Editor’s Note: Nicole Hemmer is an associate professor of history and director of the Carolyn T. and Robert M. Rogers Center for the Study of the Presidency at Vanderbilt University. She is the author of “Messengers of the Right: Conservative Media and the Transformation of American Politics” and the forthcoming “Partisans: The Conservative Revolutionaries Who Remade American Politics in the 1990s.” She cohosts the history podcasts “Past Present” and “This Day in Esoteric Political History.” The views expressed in this commentary are her own. View more opinion on CNN.

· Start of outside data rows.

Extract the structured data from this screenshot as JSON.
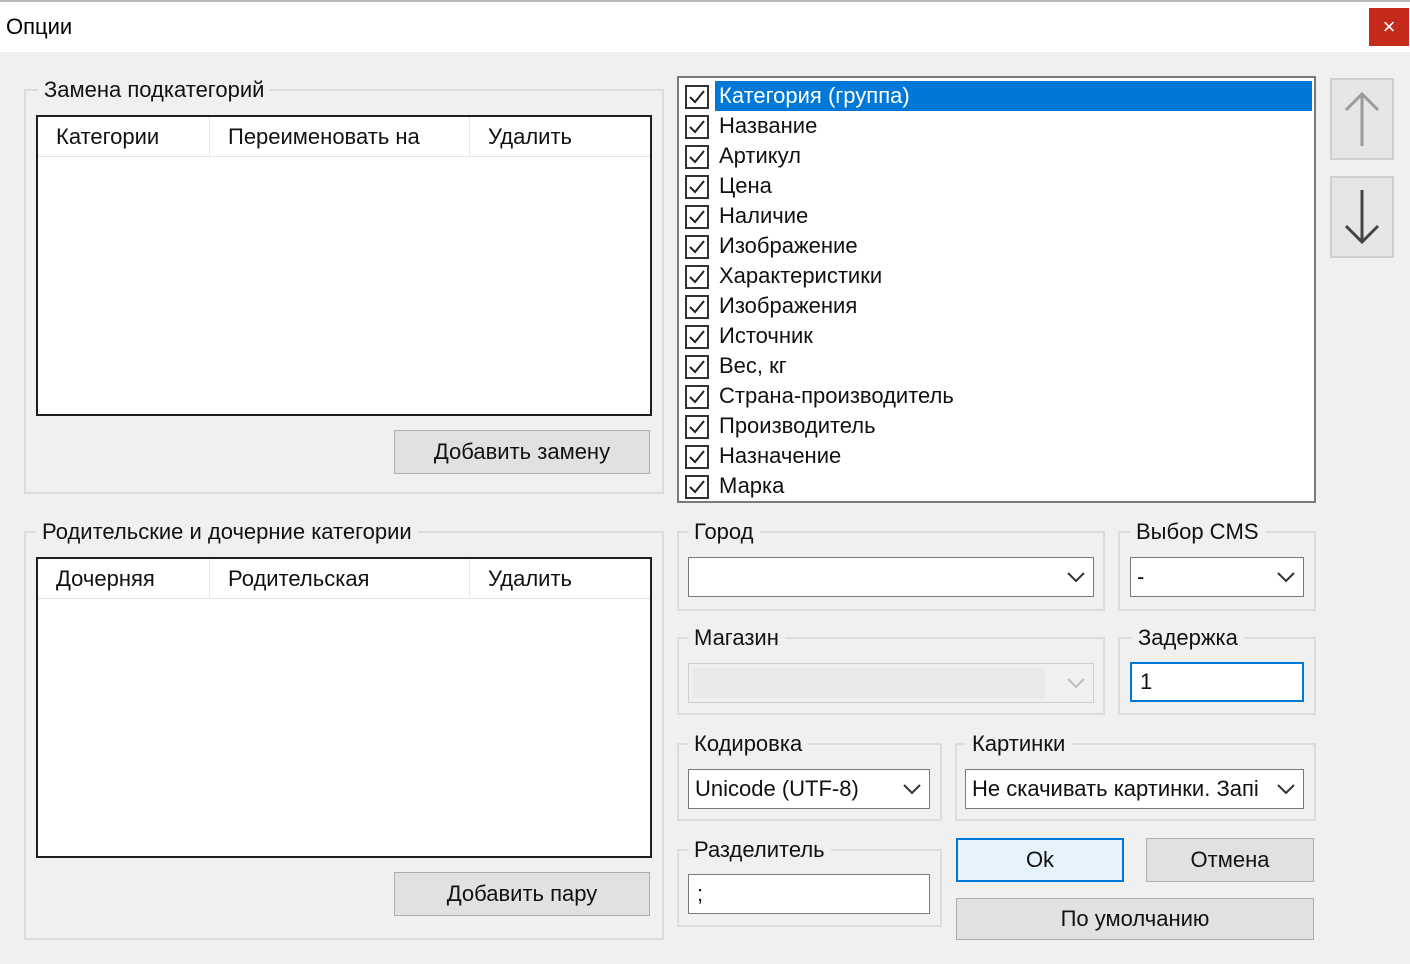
{
  "window": {
    "title": "Опции",
    "close_label": "×"
  },
  "replace_group": {
    "title": "Замена подкатегорий",
    "columns": [
      "Категории",
      "Переименовать на",
      "Удалить"
    ],
    "add_button": "Добавить замену"
  },
  "parent_group": {
    "title": "Родительские и дочерние категории",
    "columns": [
      "Дочерняя",
      "Родительская",
      "Удалить"
    ],
    "add_button": "Добавить пару"
  },
  "fields_list": {
    "items": [
      {
        "label": "Категория (группа)",
        "checked": true,
        "selected": true
      },
      {
        "label": "Название",
        "checked": true
      },
      {
        "label": "Артикул",
        "checked": true
      },
      {
        "label": "Цена",
        "checked": true
      },
      {
        "label": "Наличие",
        "checked": true
      },
      {
        "label": "Изображение",
        "checked": true
      },
      {
        "label": "Характеристики",
        "checked": true
      },
      {
        "label": "Изображения",
        "checked": true
      },
      {
        "label": "Источник",
        "checked": true
      },
      {
        "label": "Вес, кг",
        "checked": true
      },
      {
        "label": "Страна-производитель",
        "checked": true
      },
      {
        "label": "Производитель",
        "checked": true
      },
      {
        "label": "Назначение",
        "checked": true
      },
      {
        "label": "Марка",
        "checked": true
      }
    ],
    "move_up_icon": "arrow-up-icon",
    "move_down_icon": "arrow-down-icon"
  },
  "city": {
    "label": "Город",
    "value": ""
  },
  "cms": {
    "label": "Выбор CMS",
    "value": "-"
  },
  "shop": {
    "label": "Магазин",
    "value": ""
  },
  "delay": {
    "label": "Задержка",
    "value": "1"
  },
  "encoding": {
    "label": "Кодировка",
    "value": "Unicode (UTF-8)"
  },
  "images": {
    "label": "Картинки",
    "value": "Не скачивать картинки. Запі"
  },
  "separator": {
    "label": "Разделитель",
    "value": ";"
  },
  "buttons": {
    "ok": "Ok",
    "cancel": "Отмена",
    "default": "По умолчанию"
  },
  "colors": {
    "selection": "#0078d7",
    "close": "#c42b1c",
    "background": "#f0f0f0"
  }
}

Florida Gov. Ron DeSantis has a clear strategy for building support for his presidential bid: chum the waters with red meat for the Republican base, then follow his rhetorical punches with legislative and executive action. From banning books in school libraries to flying migrants to blue states to firing a progressive prosecutor, DeSantis has displayed a Trumpian knack for driving media coverage.
But his agenda in Florida — which he now envisions as a blueprint for the rest of the United States — is not just about PR stunts: He has used his power as governor to translate provocation into policy with alarming speed. In doing so, he has emerged as a new kind of Republican governor: one who has used his state to demonstrate that he can institute a more effective and aggressive version of former President Donald Trump’s politics.
And in pursuit of these so-called culture wars, DeSantis has vastly expanded the power of the executive in Florida, which has been one of his central goals since taking office. “I want you to give me a binder of all the authorities of the governor,” he says he told the state’s general counsel shortly after becoming governor. “What can I do as a matter of constitutional right without anybody checking me?”
It turns out, quite a lot. In addition to filing complaints to shut down drag shows and firing a prosecutor he disagrees with, DeSantis has leaned on a pliant legislature, which has signed off on an agenda that allows him to seize control of municipal services and development for Disney and ban subjects taught in schools. Such significant power grabs signal an attitude toward government power that goes far beyond fights over culture, playing instead into an embrace of illiberalism that has increasingly defined much of the Republican Party.